Do the WTO Rules Against Industrial Policies Hurt Developing Countries? (Case Study)

Q1. Why WTO has rules against industrial policies?

As known, the WTO is an international organization that deals with rules of trade between countries, and its main goal is to help producers of services, goods, importers  and exporters to conduct their business properly. In this particular situation many developing countries have the potential for implementing a long run productivity improvement, and in most cases industrial policies are pursued with several objectives (short term or long term). 

Hence, the WTO should take several actions that contains special provision for developing countries, that includes long time periods for implementing agreements . For example if a company exports a product at a lower price than the price it usually charges in home market, (Dumping the product) The WTO action here is to focus on how governments can react to such situation.  Another action should be taken from the WTO is to discipline the use of subsidies, and to regulate its actions. WTO also takes  actions to temporarily limit imports, to protect domestic industries.  

Finally, we have to point that many of the practices described are considered harmful to foreign countries firms interest, and the new rules introduced by the WTO  limits the ability of countries to employ their policies.

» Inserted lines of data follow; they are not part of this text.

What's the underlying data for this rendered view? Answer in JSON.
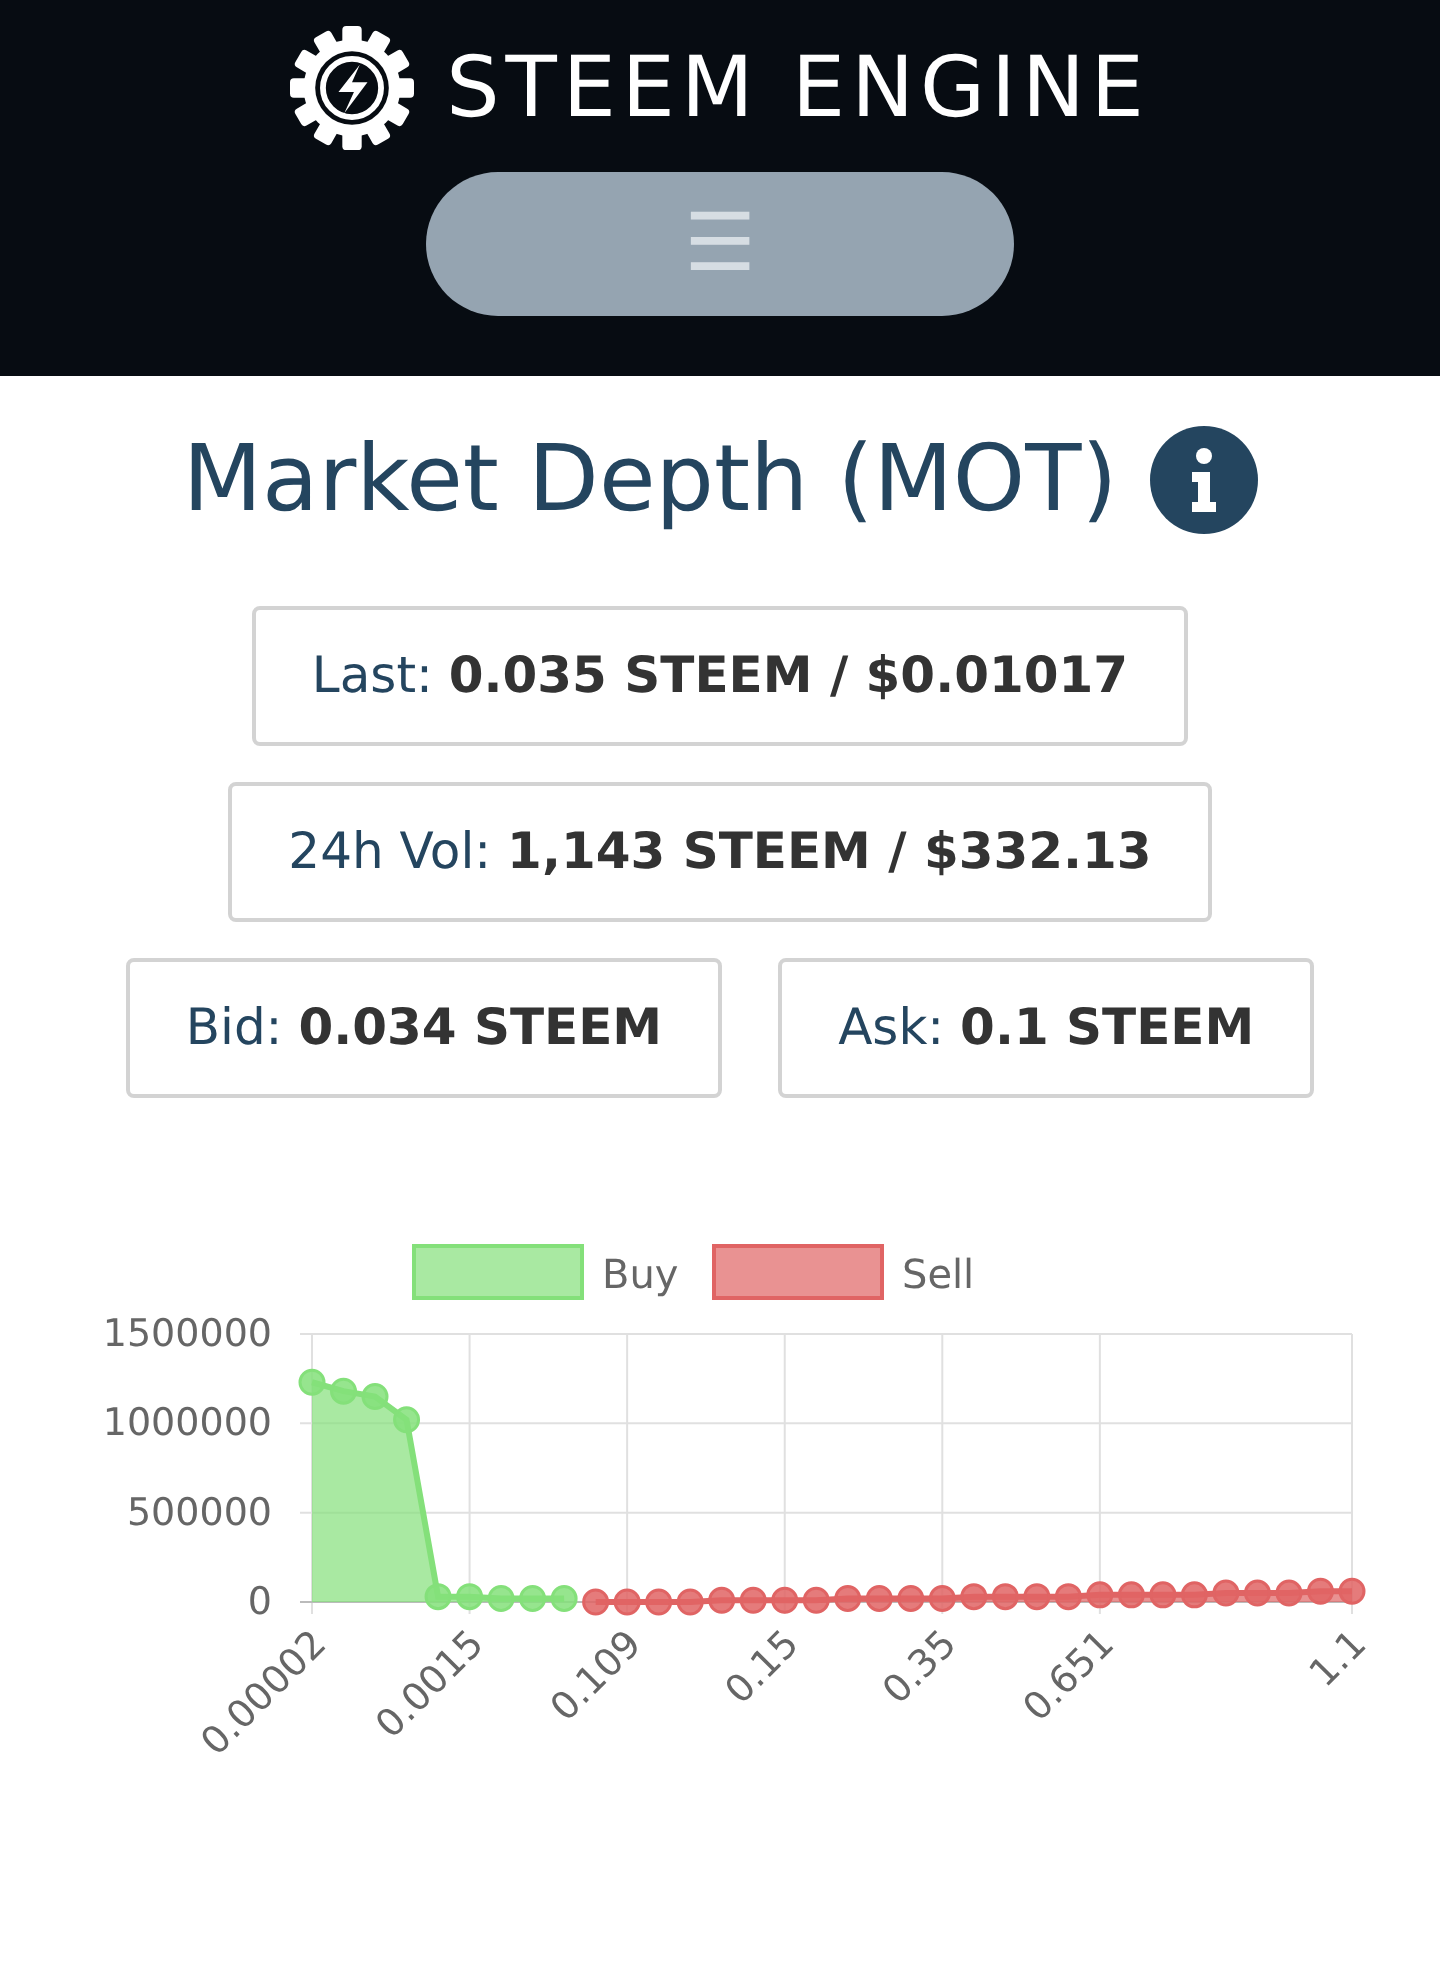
{
  "header": {
    "logo_text": "STEEM ENGINE",
    "menu_button": {
      "label": "☰"
    }
  },
  "title": "Market Depth (MOT)",
  "stats": [
    {
      "label": "Last:",
      "value": "0.035 STEEM / $0.01017"
    },
    {
      "label": "24h Vol:",
      "value": "1,143 STEEM / $332.13"
    },
    {
      "label": "Bid:",
      "value": "0.034 STEEM"
    },
    {
      "label": "Ask:",
      "value": "0.1 STEEM"
    }
  ],
  "chart_data": {
    "type": "area",
    "categories": [
      "0.00002",
      null,
      null,
      null,
      null,
      "0.0015",
      null,
      null,
      null,
      null,
      "0.109",
      null,
      null,
      null,
      null,
      "0.15",
      null,
      null,
      null,
      null,
      "0.35",
      null,
      null,
      null,
      null,
      "0.651",
      null,
      null,
      null,
      null,
      null,
      null,
      null,
      "1.1"
    ],
    "legend": true,
    "yticks": [
      0,
      500000,
      1000000,
      1500000
    ],
    "ylim": [
      0,
      1500000
    ],
    "series": [
      {
        "name": "Buy",
        "color": "#84e07a",
        "values": [
          1230000,
          1180000,
          1150000,
          1020000,
          30000,
          30000,
          20000,
          20000,
          20000,
          null,
          null,
          null,
          null,
          null,
          null,
          null,
          null,
          null,
          null,
          null,
          null,
          null,
          null,
          null,
          null,
          null,
          null,
          null,
          null,
          null,
          null,
          null,
          null,
          null
        ]
      },
      {
        "name": "Sell",
        "color": "#e06464",
        "values": [
          null,
          null,
          null,
          null,
          null,
          null,
          null,
          null,
          null,
          0,
          0,
          0,
          0,
          10000,
          10000,
          10000,
          10000,
          20000,
          20000,
          20000,
          20000,
          30000,
          30000,
          30000,
          30000,
          40000,
          40000,
          40000,
          40000,
          50000,
          50000,
          50000,
          60000,
          60000
        ]
      }
    ]
  }
}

Q2.  What is the effect of industrial policies on international trade?

The industrial policies that are in effect, creating a huge impact on international trade. Many economists feel that industrial policies are more benefited by the developed countries contrary to the developing countries. The actual existence of the policy is more under scrutiny by many economists.  For Instance, due to industrial policies like TRIM & WTO the agreement is limiting the access to path-breaking technology know-how and causing potential harm to the developing countries in terms of absolute advantage and comparative advantage.
·      Developing countries are losing on the absolute advantage they have, and the resources they have in abundance are getting drained into other avenues which the country has limited access
·     Trade agreement like SCM (Subsidies and Countervailing Measures) is hindering the chances of developing countries exports into other developed countries and denting its export value (due to subsidy given to a particular industry by developing country , the foreign firm export value might devaluate leading to heavy tax duty on imports of developing countries) 

Many of the industrial policies are linked to market failure, for instance, during 2008 recession, the impact was seen across globe and drastically effected were developing countries and slump of market failure was progressive across globe. Market failure very often is linked to externalities and monopolies existing in the market. These market failures create encumbrance of well performing market and corrective measures are necessary to ensure that effectiveness and efficiency is maintained in a free market to avoid any conflicts that arise due to vested interest by the developed countries.

Q3. How can industrial policy affect a developing country? Provide examples.

There are the countries, especially South Korea (South Korea has now become to OECD member), Singapore, and Taiwan, which are from most of the experienced evidence on the effectiveness of industrial policies. Argentina, Brazil, Chile, Malaysia, Mexico, South Africa, and Turkey are also from upper middle-income countries as well.  These countries set up the political system with well-established rules and guidelines, reasonable managerial ability in industrialization section.
 Low and lower-middle-income countries have been much less empirical literature, even if most developing countries related to these groups. The World Bank, by country classification department, said it can be considered as ‘low-income group’ for 43 countries and another 55 countries can be under the ‘low-middle-income’ section. The developed country usually motivated to developing country by the industrial development strategies or even modeled after. 

Q4. Should the rules of WTO concerning industrial policies be revised? If yes, then in what way? 

      The rules of WTO concerning industrial policy has to change as they are biased, favoring the developed and rich countries. Few of the instances where we can see the marked difference are :
       ·    Rich and developed countries are maintaining high import tax duties and segments in certain products, blocking imports from developing countries (e.g. Garments)
    ·  The increase in non-tariff barriers ex: anti-dumping measures allowed against developing countries;
      ·   The conservation of high protection of agriculture in developed countries while developing ones are forced to open their markets;
    ·  The TRIP agreement that limits the developing countries from utilizing technology that originates from abroad in their local systems (including medicines and agricultural products)

     The aforementioned rules are favoring the rich and developed countries, whereas the developing and poor countries are losing out in the global arena. They succumb to the pressure brought upon by these favored members of WTO. Such biased policies should be scrutinized and all the countries should be equal to voice to their opinions.